Halimuhfack ★★★★



Situated somewhere between a single-channel film and an installation loop, this recent piece by Christopher Harris demonstrates why he is one of the most consistently interesting experimental filmmakers currently working. Deceptively simple, Halimuhfack represents a dense compression of multiple layers of historical signification.

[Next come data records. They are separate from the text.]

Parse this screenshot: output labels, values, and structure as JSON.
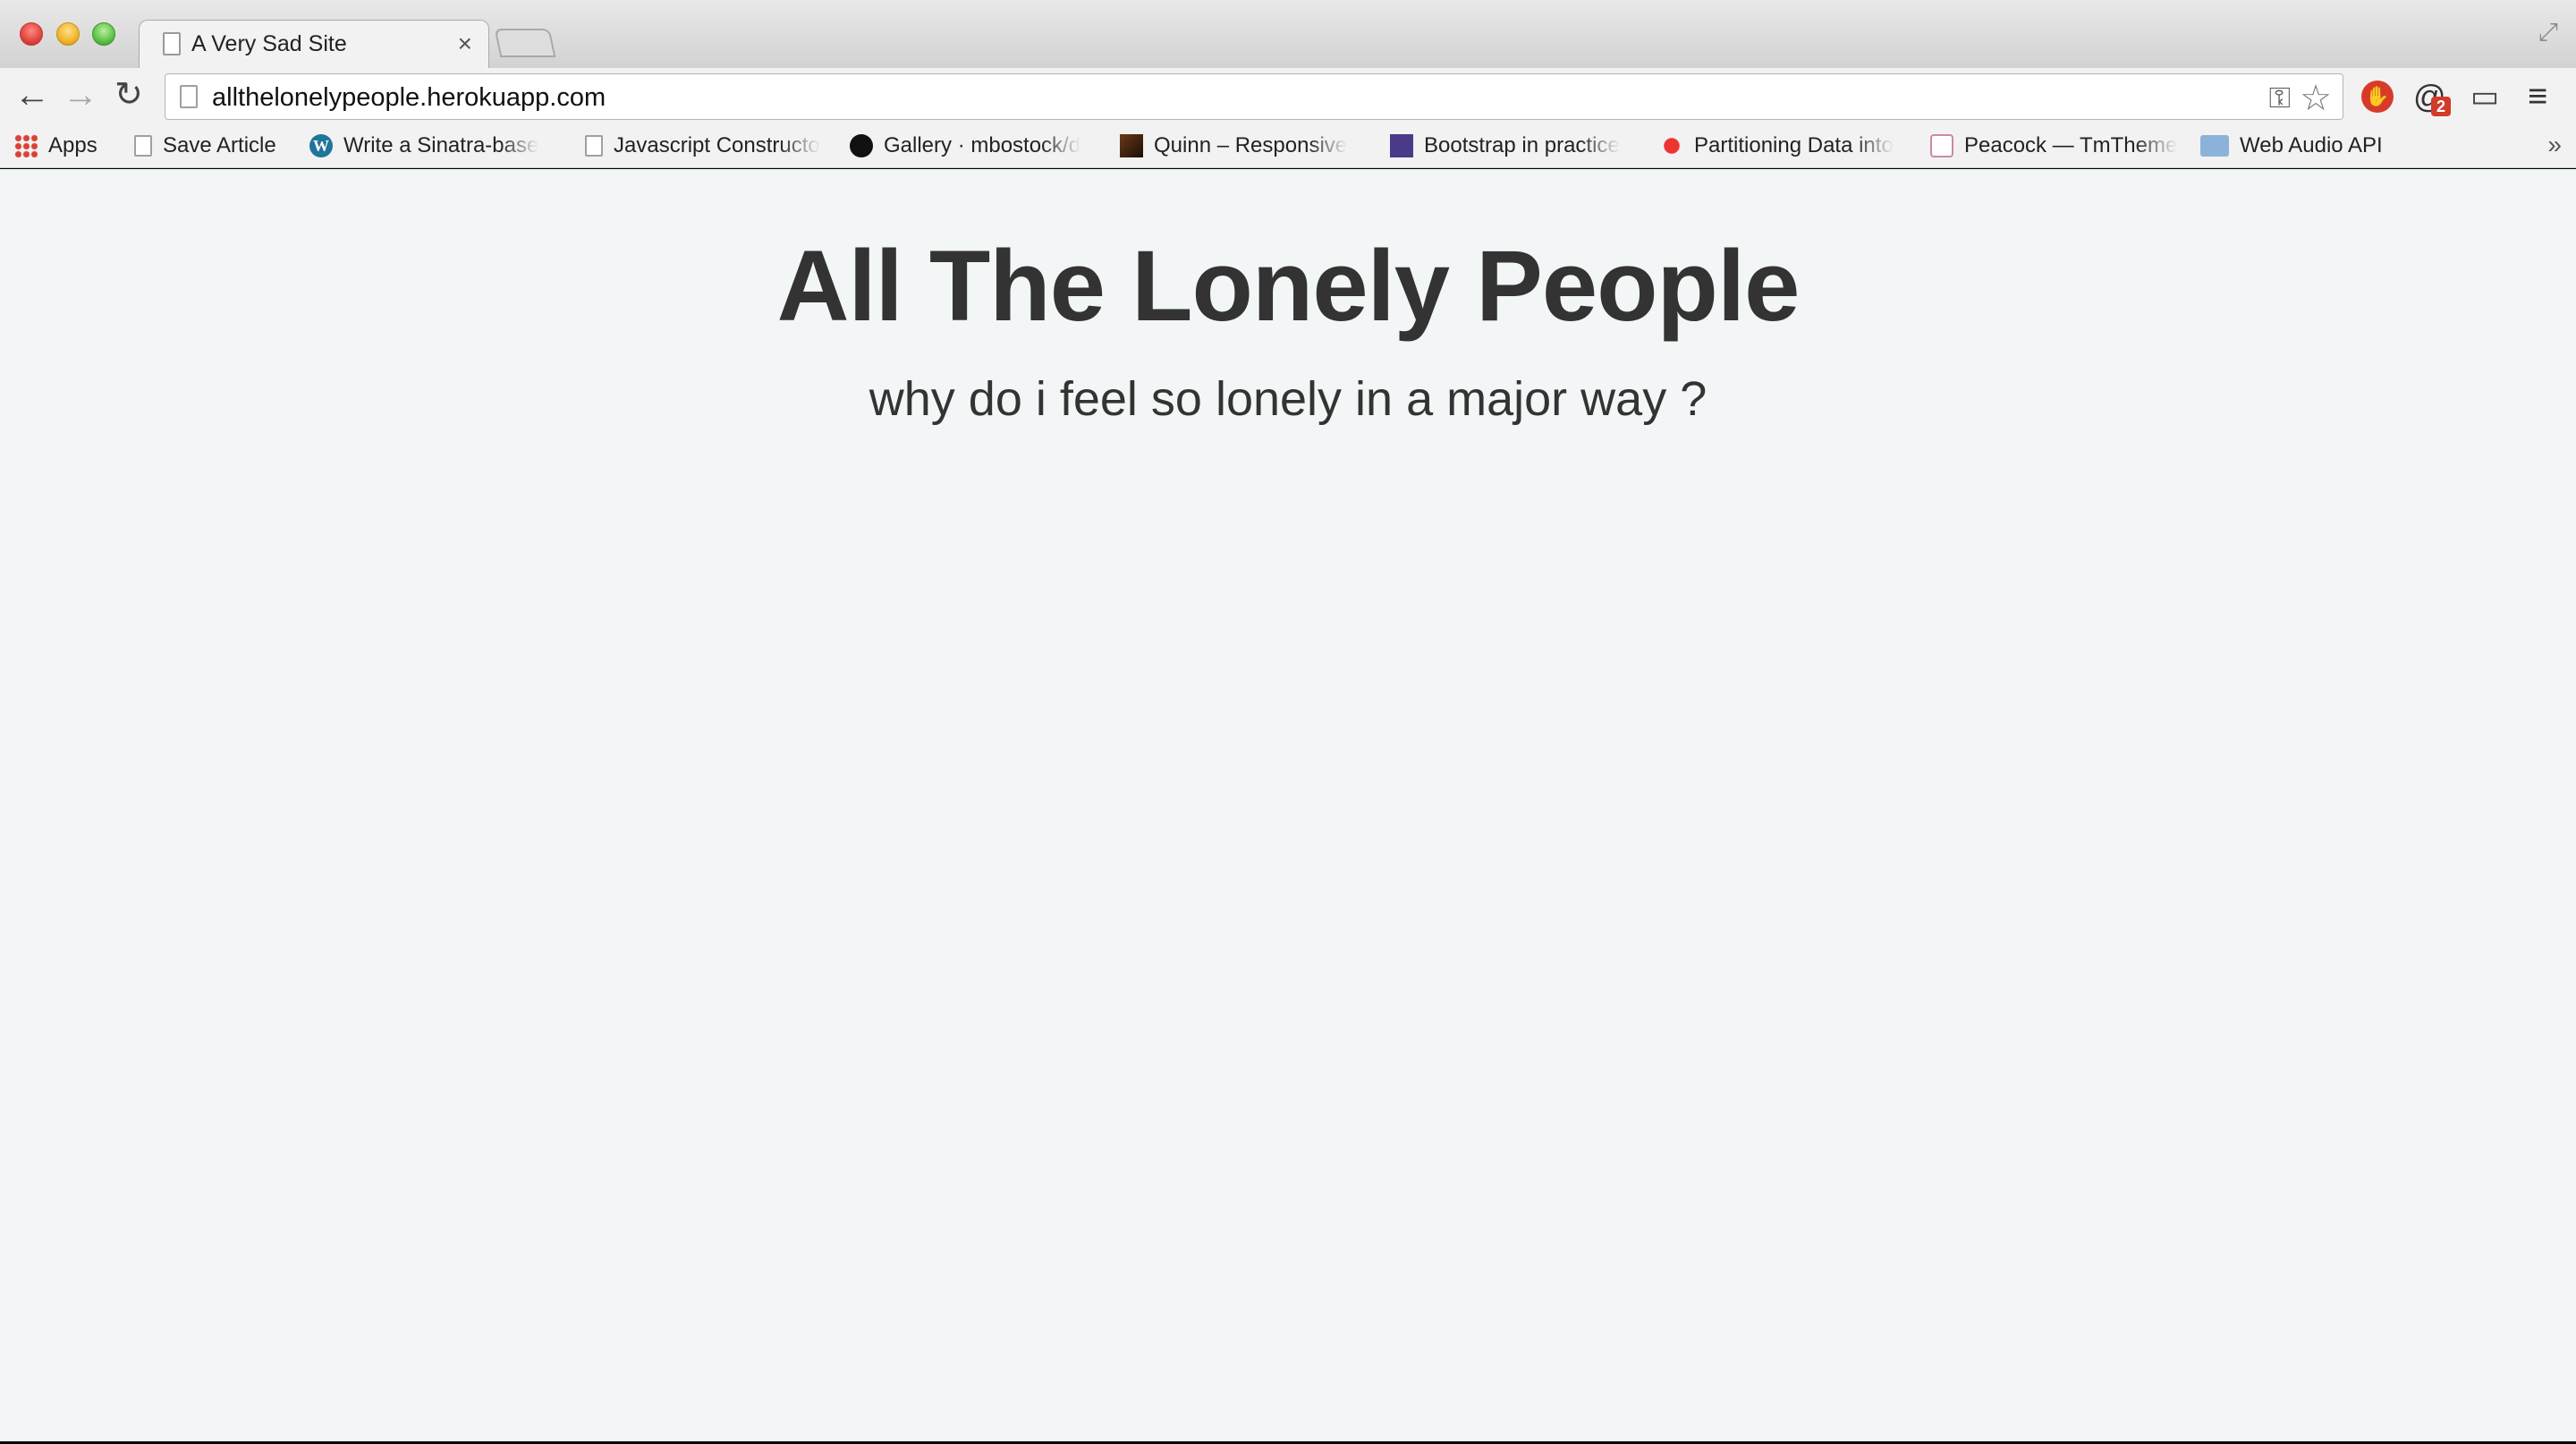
{
  "browser": {
    "tab": {
      "title": "A Very Sad Site",
      "close_glyph": "×"
    },
    "toolbar": {
      "back_glyph": "←",
      "forward_glyph": "→",
      "reload_glyph": "↻",
      "url": "allthelonelypeople.herokuapp.com",
      "key_glyph": "⚿",
      "star_glyph": "☆",
      "mail_badge": "2",
      "adblock_glyph": "✋",
      "mail_glyph": "@",
      "cast_glyph": "▭",
      "menu_glyph": "≡"
    },
    "bookmarks": [
      {
        "label": "Apps",
        "icon": "apps-icon"
      },
      {
        "label": "Save Article",
        "icon": "page-icon"
      },
      {
        "label": "Write a Sinatra-base",
        "icon": "wordpress-icon"
      },
      {
        "label": "Javascript Constructo",
        "icon": "page-icon"
      },
      {
        "label": "Gallery · mbostock/d",
        "icon": "github-icon"
      },
      {
        "label": "Quinn – Responsive",
        "icon": "quinn-icon"
      },
      {
        "label": "Bootstrap in practice",
        "icon": "bootstrap-icon"
      },
      {
        "label": "Partitioning Data into",
        "icon": "partition-icon"
      },
      {
        "label": "Peacock — TmTheme",
        "icon": "peacock-icon"
      },
      {
        "label": "Web Audio API",
        "icon": "folder-icon"
      }
    ],
    "bookmarks_more_glyph": "»"
  },
  "page": {
    "heading": "All The Lonely People",
    "subheading": "why do i feel so lonely in a major way ?"
  },
  "colors": {
    "page_background": "#f3f6f6",
    "text": "#333333",
    "chrome": "#f2f2f2"
  }
}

In the foreground, we have a woman who is performing in the role of Zora Neale Hurston. She has adopted the posture and diagonal, off-camera position of someone responding to an unseen interviewer. We hear audio recordings of Hurston describing her work as an ethnomusicologist in Florida, trying to get as many African-Americans to let her record their folksongs in order to generate some semi-permanent archive of an entirely oral tradition. What we hear is Hurston describing her informal methods, mostly just hanging out with folks and asking them to sing.

Here's where things get tricky. Harris deliberately has the actress' lips go in and out of sync with the recordings. Often there is almost no correspondence at all. This discrepancy speaks to the incongruity between speech and its record, the necessary time slippage that haunted Hurston's project no matter how respectful or meticulous she may have been. Harris shot this footage with a Bolex, and we see flickers and scratches, telling us that the "live" portion of the event -- Hurston's speaking body -- is not even itself present. The crackle of the old audio recording tells us that it is even older and more distant.

And then, looping behind "Hurston," Harris has a group of shots from an ethnographic film of the Masai tribe, with men and women in beads, headdresses, and traditional garb performing ritual dances. They contrast with "Hurston's" stylish black dress. But more than this, they provide a literal backdrop for Hurston's ethnomusicology. A set of images of the Other, the Masai footage reflects a Western attempt to learn about civilizations through observation and recording. Was Hurston's project qualitatively different from this?

By all accounts, yes. Nevertheless, the "salvage paradigm" of anthropology -- capture these people and their ways before they are flattened by modernity -- is the spectre that haunts any such endeavor, including Hurston's. The fact that Harris is able to boil this critical problem down to a few provocative, dialectically resonant images and sounds, in less than ten minutes, is incredible.